NEW YORK — After Len Dawson made his debut as a host of HBO's "Inside the NFL" in 1978, he couldn't critique his work because his home city was not yet hooked up for cable TV.
"I live in Kansas City, Mo., and back then I never saw the finished product unless I called up friends in Kansas City, Kan., which did have HBO, and told them I was coming over to watch," Dawson recalled last week before taping the 30th-anniversary show of what has become a television staple for football fans. "It's certainly changed."

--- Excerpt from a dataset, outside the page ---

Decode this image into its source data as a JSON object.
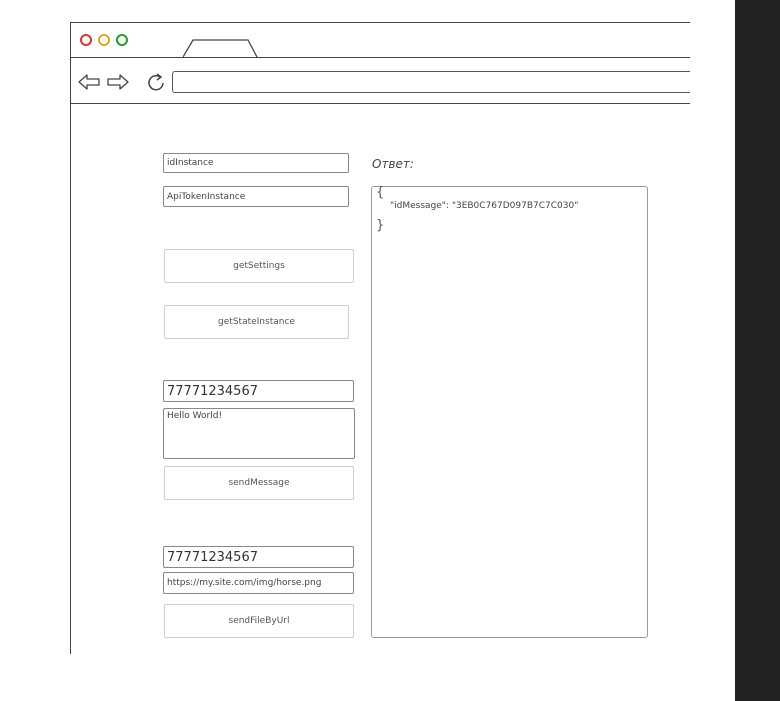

All of pro football has changed in those three decades, of course. But the easygoing style and a willingness to broach controversial subjects have remained constants on the program. Through cast changes and competition from all brands of media, the camaraderie of the hosts, the humorous banter and pointed analysis have made "Inside the NFL" appointment viewing not only for fans, but for players throughout the league.
"This show was so original when it began -- no one was doing anything close to what this show was -- and it still has the best of all worlds. Not only do we have previews of upcoming games, but all of this incredible footage from NFL Films," said Cris Collinsworth, who is now the host of the weekly program, along with Dan Marino, Cris Carter and Bob Costas.
The show debuted in a studio in Philadelphia in 1977, with local announcer Al Meltzer and former Eagle Chuck Bednarik as hosts.
A year later, Nick Buoniconti came aboard. He and Dawson clicked immediately and became an institution on the show, lasting through the 2002 season. Before partnering in front of the cameras, they were quite familiar with each other on the field.
"Nick and I started in the AFL in 1962 and I kept saying to him I was the reason he became a starter in New England," Dawson said. "I had a heck of a game up in Boston and Nick wasn't the starter. The coach then said he needed a better middle linebacker and Nick got the job."